And sometimes the voices over the radio do tell of tragic endings. Wildfires are spreading over the land, and your agency is working with other agencies, all teaming together to fight the fires. There aren't enough men, aren't enough trucks. Homes are being destroyed. "There are supposed to be people in that trailer!" you hear someone from another agency cry out over the radio as he calls for more units to the location. Twenty minutes later, there are confirmed dead in that trailer. And a day later, you read in the news online about a dead mother and baby in a burned trailer, and you cry as you recall what you had heard on the radio.
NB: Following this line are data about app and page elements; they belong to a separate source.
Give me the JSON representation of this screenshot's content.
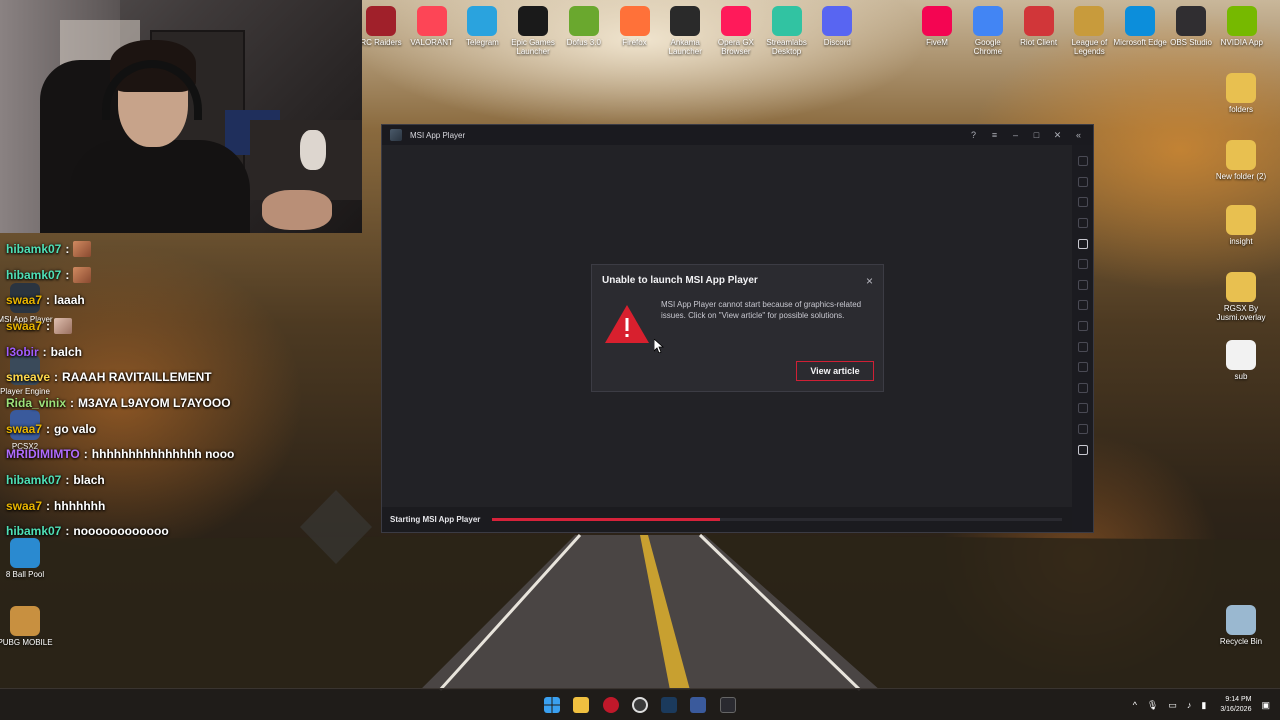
{
  "desktop": {
    "top_icons": [
      {
        "label": "RC Raiders",
        "icon": "rc-raiders-icon",
        "color": "#a0202a"
      },
      {
        "label": "VALORANT",
        "icon": "valorant-icon",
        "color": "#fd4556"
      },
      {
        "label": "Telegram",
        "icon": "telegram-icon",
        "color": "#2aa3de"
      },
      {
        "label": "Epic Games Launcher",
        "icon": "epic-games-icon",
        "color": "#1a1a1a"
      },
      {
        "label": "Dofus 3.0",
        "icon": "dofus-icon",
        "color": "#6aa82e"
      },
      {
        "label": "Firefox",
        "icon": "firefox-icon",
        "color": "#ff7139"
      },
      {
        "label": "Ankama Launcher",
        "icon": "ankama-icon",
        "color": "#2a2a2a"
      },
      {
        "label": "Opera GX Browser",
        "icon": "opera-gx-icon",
        "color": "#ff1a5a"
      },
      {
        "label": "Streamlabs Desktop",
        "icon": "streamlabs-icon",
        "color": "#31c3a2"
      },
      {
        "label": "Discord",
        "icon": "discord-icon",
        "color": "#5865f2"
      }
    ],
    "right_top_icons": [
      {
        "label": "FiveM",
        "icon": "fivem-icon",
        "color": "#f40552"
      },
      {
        "label": "Google Chrome",
        "icon": "chrome-icon",
        "color": "#4285f4"
      },
      {
        "label": "Riot Client",
        "icon": "riot-client-icon",
        "color": "#d13639"
      },
      {
        "label": "League of Legends",
        "icon": "league-of-legends-icon",
        "color": "#c89b3c"
      },
      {
        "label": "Microsoft Edge",
        "icon": "edge-icon",
        "color": "#0c8edb"
      },
      {
        "label": "OBS Studio",
        "icon": "obs-icon",
        "color": "#302e31"
      },
      {
        "label": "NVIDIA App",
        "icon": "nvidia-icon",
        "color": "#76b900"
      }
    ],
    "right_column_icons": [
      {
        "label": "folders",
        "icon": "folder-icon"
      },
      {
        "label": "New folder (2)",
        "icon": "folder-icon"
      },
      {
        "label": "insight",
        "icon": "folder-icon"
      },
      {
        "label": "RGSX By Jusmi.overlay",
        "icon": "folder-icon"
      },
      {
        "label": "sub",
        "icon": "file-icon"
      },
      {
        "label": "Recycle Bin",
        "icon": "recycle-bin-icon"
      }
    ],
    "left_icons": [
      {
        "label": "MSI App Player",
        "icon": "msi-app-player-icon"
      },
      {
        "label": "Player Engine",
        "icon": "player-engine-icon"
      },
      {
        "label": "PCSX2",
        "icon": "pcsx2-icon"
      },
      {
        "label": "8 Ball Pool",
        "icon": "8-ball-pool-icon"
      },
      {
        "label": "PUBG MOBILE",
        "icon": "pubg-mobile-icon"
      }
    ]
  },
  "chat": [
    {
      "user": "hibamk07",
      "color": "#4fe0b6",
      "message": "",
      "emote": "face"
    },
    {
      "user": "hibamk07",
      "color": "#4fe0b6",
      "message": "",
      "emote": "face"
    },
    {
      "user": "swaa7",
      "color": "#e8b400",
      "message": "laaah",
      "emote": ""
    },
    {
      "user": "swaa7",
      "color": "#e8b400",
      "message": "",
      "emote": "cat"
    },
    {
      "user": "l3obir",
      "color": "#a05cff",
      "message": "balch",
      "emote": ""
    },
    {
      "user": "smeave",
      "color": "#ffd84a",
      "message": "RAAAH RAVITAILLEMENT",
      "emote": ""
    },
    {
      "user": "Rida_vinix",
      "color": "#9de27a",
      "message": "M3AYA L9AYOM L7AYOOO",
      "emote": ""
    },
    {
      "user": "swaa7",
      "color": "#e8b400",
      "message": "go valo",
      "emote": ""
    },
    {
      "user": "MRIDIMIMTO",
      "color": "#b06cff",
      "message": "hhhhhhhhhhhhhhh nooo",
      "emote": ""
    },
    {
      "user": "hibamk07",
      "color": "#4fe0b6",
      "message": "blach",
      "emote": ""
    },
    {
      "user": "swaa7",
      "color": "#e8b400",
      "message": "hhhhhhh",
      "emote": ""
    },
    {
      "user": "hibamk07",
      "color": "#4fe0b6",
      "message": "noooooooooooo",
      "emote": ""
    }
  ],
  "msi_window": {
    "title": "MSI App Player",
    "status_text": "Starting MSI App Player",
    "progress": 0.4,
    "accent": "#d6223a"
  },
  "dialog": {
    "title": "Unable to launch MSI App Player",
    "message": "MSI App Player cannot start because of graphics-related issues. Click on \"View article\" for possible solutions.",
    "button_label": "View article",
    "close_glyph": "×",
    "warning_color": "#d8202e"
  },
  "taskbar": {
    "time": "9:14 PM",
    "date": "3/16/2026",
    "tray_arrow": "^"
  }
}
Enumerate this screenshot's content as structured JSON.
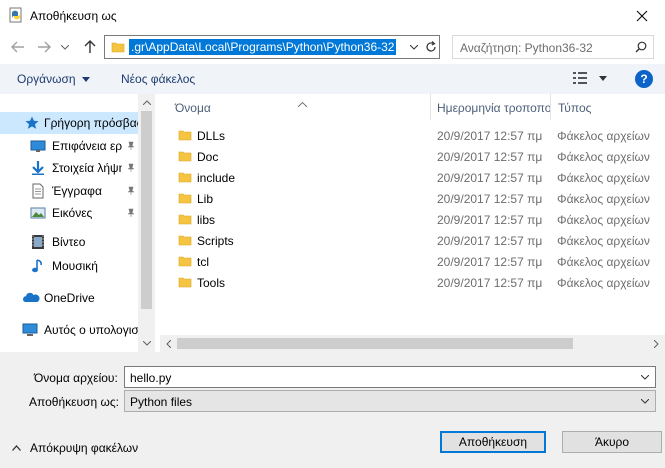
{
  "window": {
    "title": "Αποθήκευση ως"
  },
  "address": {
    "path": ".gr\\AppData\\Local\\Programs\\Python\\Python36-32"
  },
  "search": {
    "placeholder": "Αναζήτηση: Python36-32"
  },
  "toolbar": {
    "organize_label": "Οργάνωση",
    "new_folder_label": "Νέος φάκελος",
    "help_label": "?"
  },
  "nav": {
    "items": [
      {
        "label": "Γρήγορη πρόσβαση",
        "icon": "star-icon",
        "pinned": false,
        "selected": true
      },
      {
        "label": "Επιφάνεια εργασίας",
        "icon": "desktop-icon",
        "pinned": true
      },
      {
        "label": "Στοιχεία λήψης",
        "icon": "download-icon",
        "pinned": true
      },
      {
        "label": "Έγγραφα",
        "icon": "document-icon",
        "pinned": true
      },
      {
        "label": "Εικόνες",
        "icon": "pictures-icon",
        "pinned": true
      },
      {
        "label": "Βίντεο",
        "icon": "video-icon",
        "pinned": false
      },
      {
        "label": "Μουσική",
        "icon": "music-icon",
        "pinned": false
      },
      {
        "label": "OneDrive",
        "icon": "onedrive-icon",
        "pinned": false
      },
      {
        "label": "Αυτός ο υπολογιστής",
        "icon": "computer-icon",
        "pinned": false
      }
    ]
  },
  "columns": {
    "name": "Όνομα",
    "date": "Ημερομηνία τροποποίησης",
    "type": "Τύπος"
  },
  "files": [
    {
      "name": "DLLs",
      "date": "20/9/2017 12:57 πμ",
      "type": "Φάκελος αρχείων"
    },
    {
      "name": "Doc",
      "date": "20/9/2017 12:57 πμ",
      "type": "Φάκελος αρχείων"
    },
    {
      "name": "include",
      "date": "20/9/2017 12:57 πμ",
      "type": "Φάκελος αρχείων"
    },
    {
      "name": "Lib",
      "date": "20/9/2017 12:57 πμ",
      "type": "Φάκελος αρχείων"
    },
    {
      "name": "libs",
      "date": "20/9/2017 12:57 πμ",
      "type": "Φάκελος αρχείων"
    },
    {
      "name": "Scripts",
      "date": "20/9/2017 12:57 πμ",
      "type": "Φάκελος αρχείων"
    },
    {
      "name": "tcl",
      "date": "20/9/2017 12:57 πμ",
      "type": "Φάκελος αρχείων"
    },
    {
      "name": "Tools",
      "date": "20/9/2017 12:57 πμ",
      "type": "Φάκελος αρχείων"
    }
  ],
  "form": {
    "filename_label": "Όνομα αρχείου:",
    "filename_value": "hello.py",
    "savetype_label": "Αποθήκευση ως:",
    "savetype_value": "Python files"
  },
  "footer": {
    "hide_folders_label": "Απόκρυψη φακέλων",
    "save_label": "Αποθήκευση",
    "cancel_label": "Άκυρο"
  },
  "colors": {
    "accent": "#0078d7",
    "selection": "#cce8ff",
    "folder": "#f5c542"
  }
}
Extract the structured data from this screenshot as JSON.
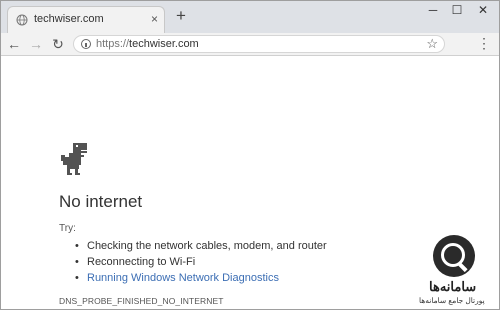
{
  "tab": {
    "title": "techwiser.com",
    "close_glyph": "×",
    "favicon": "globe-icon"
  },
  "tabstrip": {
    "new_tab_glyph": "+",
    "window_controls": {
      "minimize": "─",
      "maximize": "☐",
      "close": "✕"
    }
  },
  "toolbar": {
    "back_glyph": "←",
    "forward_glyph": "→",
    "reload_glyph": "↻",
    "url_scheme": "https://",
    "url_host": "techwiser.com",
    "star_glyph": "☆",
    "menu_glyph": "⋮"
  },
  "page": {
    "heading": "No internet",
    "try_label": "Try:",
    "suggestions": [
      "Checking the network cables, modem, and router",
      "Reconnecting to Wi-Fi",
      "Running Windows Network Diagnostics"
    ],
    "error_code": "DNS_PROBE_FINISHED_NO_INTERNET"
  },
  "watermark": {
    "title": "سامانه‌ها",
    "subtitle": "پورتال جامع سامانه‌ها"
  },
  "colors": {
    "link": "#3c6eb4",
    "tabstrip": "#dee1e6",
    "toolbar": "#f2f2f2"
  }
}
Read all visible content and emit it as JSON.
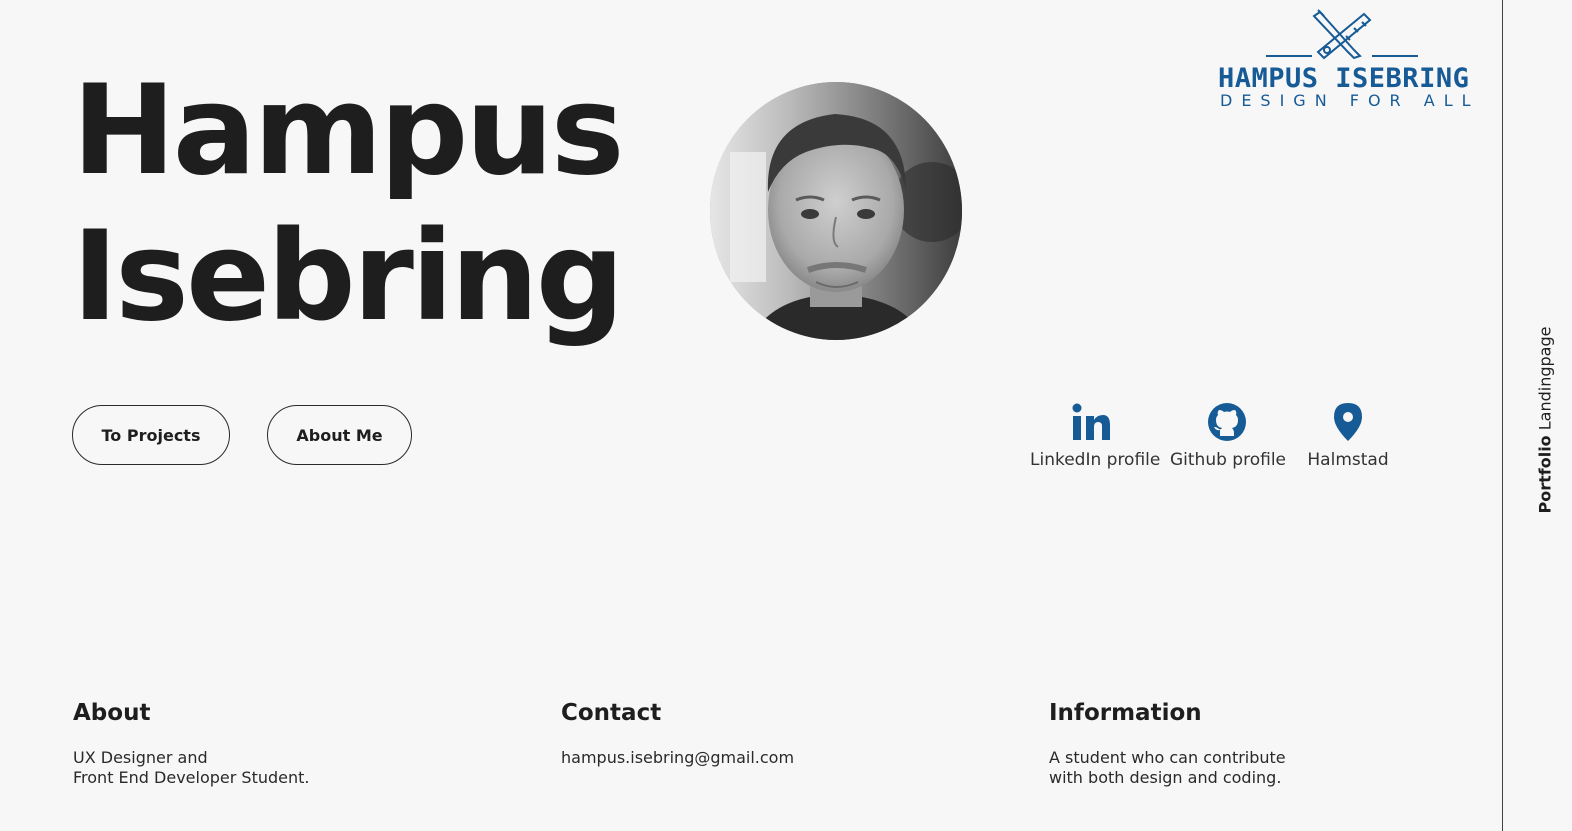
{
  "hero": {
    "first_name": "Hampus",
    "last_name": "Isebring"
  },
  "logo": {
    "name": "HAMPUS ISEBRING",
    "tagline": "DESIGN FOR ALL",
    "color": "#165a96",
    "icon": "pencil-ruler-icon"
  },
  "buttons": {
    "projects_label": "To Projects",
    "about_label": "About Me"
  },
  "social": {
    "linkedin_label": "LinkedIn profile",
    "github_label": "Github profile",
    "location_label": "Halmstad",
    "icon_color": "#165a96"
  },
  "sidebar": {
    "label_bold": "Portfolio",
    "label_regular": "Landingpage"
  },
  "footer": {
    "about": {
      "heading": "About",
      "lines": [
        "UX Designer and",
        "Front End Developer Student."
      ]
    },
    "contact": {
      "heading": "Contact",
      "email": "hampus.isebring@gmail.com"
    },
    "information": {
      "heading": "Information",
      "lines": [
        "A student who can contribute",
        "with both design and coding."
      ]
    }
  }
}
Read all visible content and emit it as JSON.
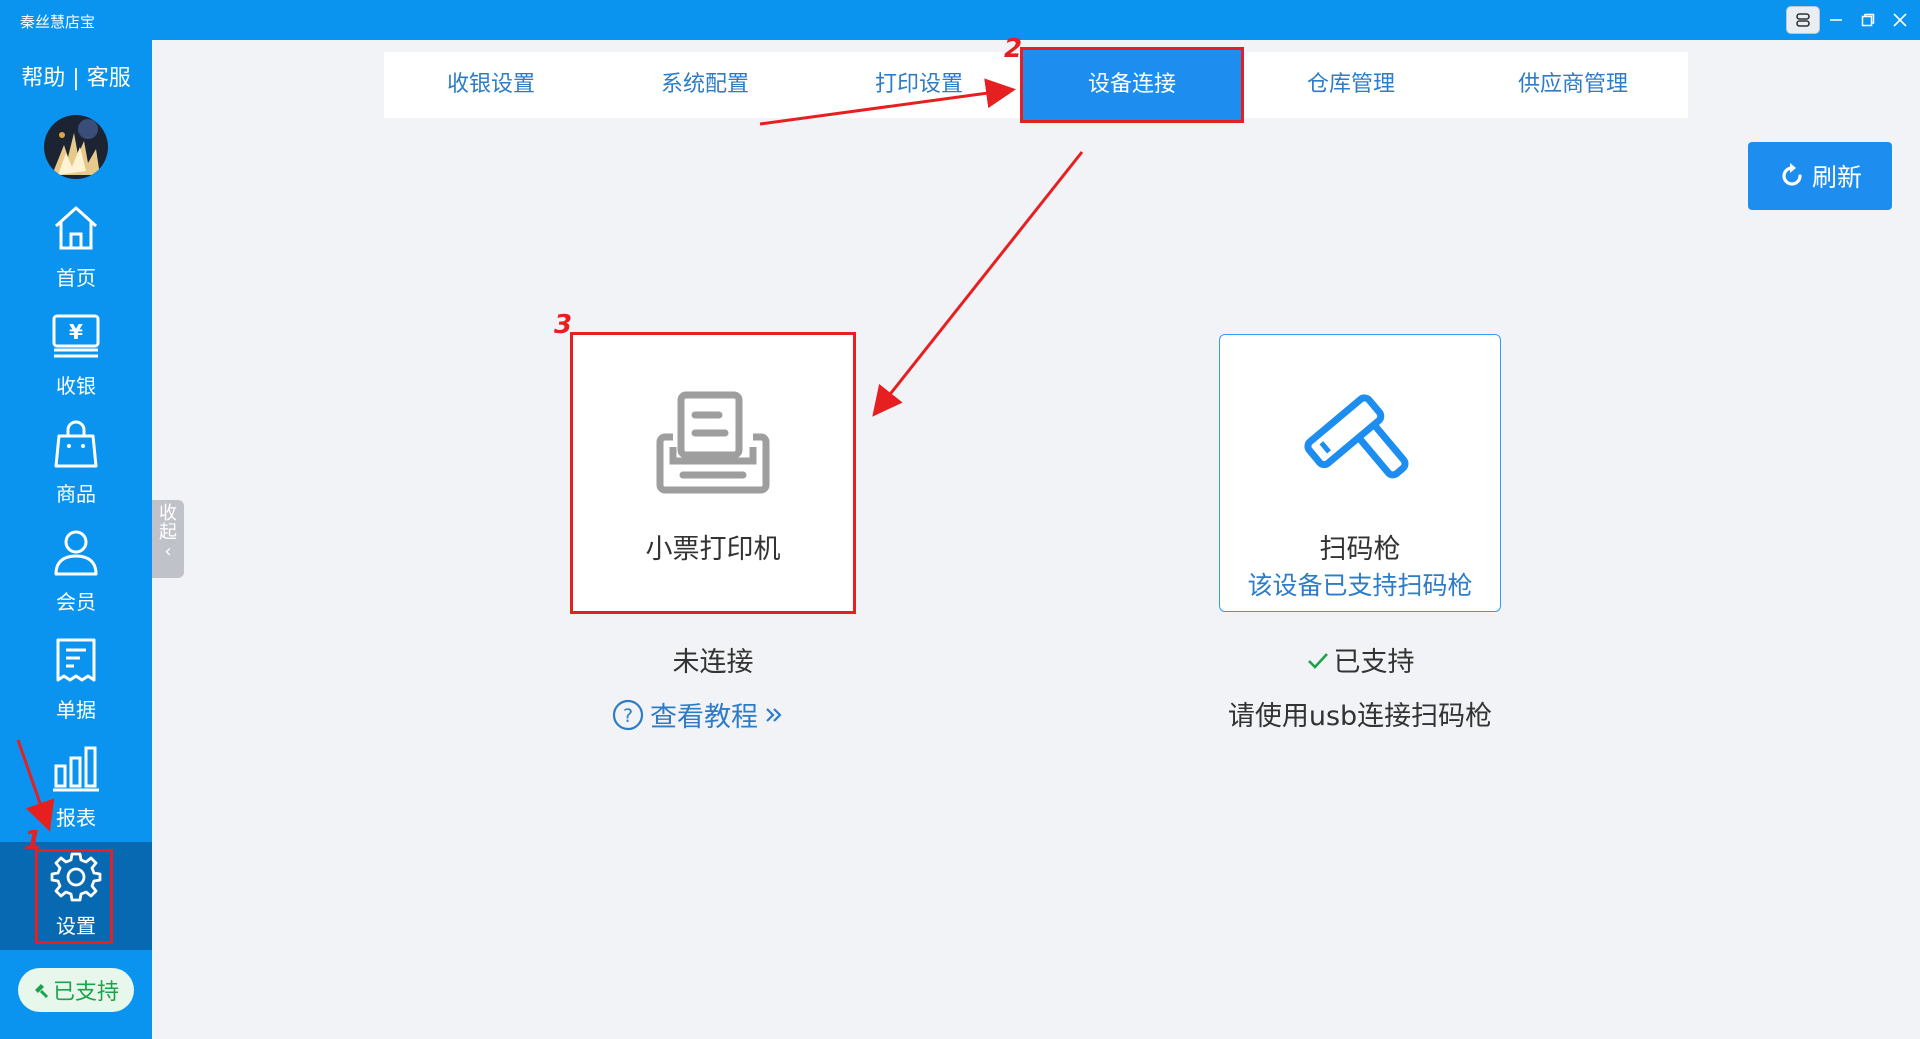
{
  "window": {
    "title": "秦丝慧店宝"
  },
  "sidebar": {
    "help": "帮助",
    "separator": "|",
    "service": "客服",
    "items": [
      {
        "label": "首页",
        "icon": "home-icon"
      },
      {
        "label": "收银",
        "icon": "cashier-icon"
      },
      {
        "label": "商品",
        "icon": "shopping-bag-icon"
      },
      {
        "label": "会员",
        "icon": "user-icon"
      },
      {
        "label": "单据",
        "icon": "receipt-icon"
      },
      {
        "label": "报表",
        "icon": "bar-chart-icon"
      },
      {
        "label": "设置",
        "icon": "gear-icon"
      }
    ],
    "active_item": "设置",
    "support_pill": "已支持",
    "collapse_label": [
      "收",
      "起",
      "‹"
    ]
  },
  "tabs": [
    {
      "label": "收银设置"
    },
    {
      "label": "系统配置"
    },
    {
      "label": "打印设置"
    },
    {
      "label": "设备连接"
    },
    {
      "label": "仓库管理"
    },
    {
      "label": "供应商管理"
    }
  ],
  "active_tab": "设备连接",
  "refresh_button": "刷新",
  "devices": {
    "printer": {
      "title": "小票打印机",
      "status": "未连接",
      "tutorial_link": "查看教程",
      "icon": "printer-icon"
    },
    "scanner": {
      "title": "扫码枪",
      "subtitle": "该设备已支持扫码枪",
      "status": "已支持",
      "hint": "请使用usb连接扫码枪",
      "icon": "barcode-scanner-icon"
    }
  },
  "annotations": [
    "1",
    "2",
    "3"
  ],
  "colors": {
    "primary": "#0a94f0",
    "active_sidebar": "#0869b3",
    "accent_button": "#1d8ef0",
    "link": "#2d7cc7",
    "annotation_red": "#e62020",
    "success_green": "#1aa34a"
  }
}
You try not to imagine what happened inside that trailer, and you succeed, because you have built a wall around your mind that keeps that type of empathy out.
But then there are those times when you get to witness wonderful things, things like a husband helping his wife give birth to a healthy baby as he is coached over 911 on how to do it. Things like officers stepping in to take another officer's report call when that officer had a rough day. Things like firefighters volunteering to take the time to help an old lady with her fire alarms that just keep going off. Things like a 911 caller calling back a day later to say "thank you" for helping him on the phone and "thank you" to the officer who took his report. People's lives are saved, property is kept safe. Children are found, and hysterical callers are calmed. Suicides are prevented, violent men and women are locked up, and families are reconciled.
I had some really rough days. There was even a point where I started applying to other jobs. But God gave me the strength to get through the hard times and the hard hours. He pulled me through that point in time where I wanted to leave, and He showed me how much I had learned and how much satisfaction the job gave me. And I realized I was in love with it. I left because we had a baby and we moved, but I know one day I will go back to it. I enjoyed helping the callers and the officers and firefighters more than I knew, and I enjoyed the occasional (ok, maybe a little more than occasional) rush of adrenaline that came with some of the calls. I enjoyed the laughs shared at the crazy stories and people we encountered. And I enjoyed the camaraderie with my co-workers, both dispatchers and those out on the streets. There is a strong bond between emergency services personnel that many of the public don't realize. Maybe it's that way with other occupations, but it's different when your lives are in the hands of your co-workers and when you hold your co-workers' and others' lives in your own hands. You have to trust, and think quickly, and get it right the first time. Because whether you are an officer, a firefighter, or a dispatcher, you are a lifeline to someone, and you don't want to let them down.
Someday I will go back to it. For now, though, I will enjoy the memories I have and the lessons I learned, and I will focus on what God wants me to do right now. And I will always be kind to the 911 operator and to the officer pulling me over, because you never know what kind of day they had yesterday, are having today, or will have tomorrow.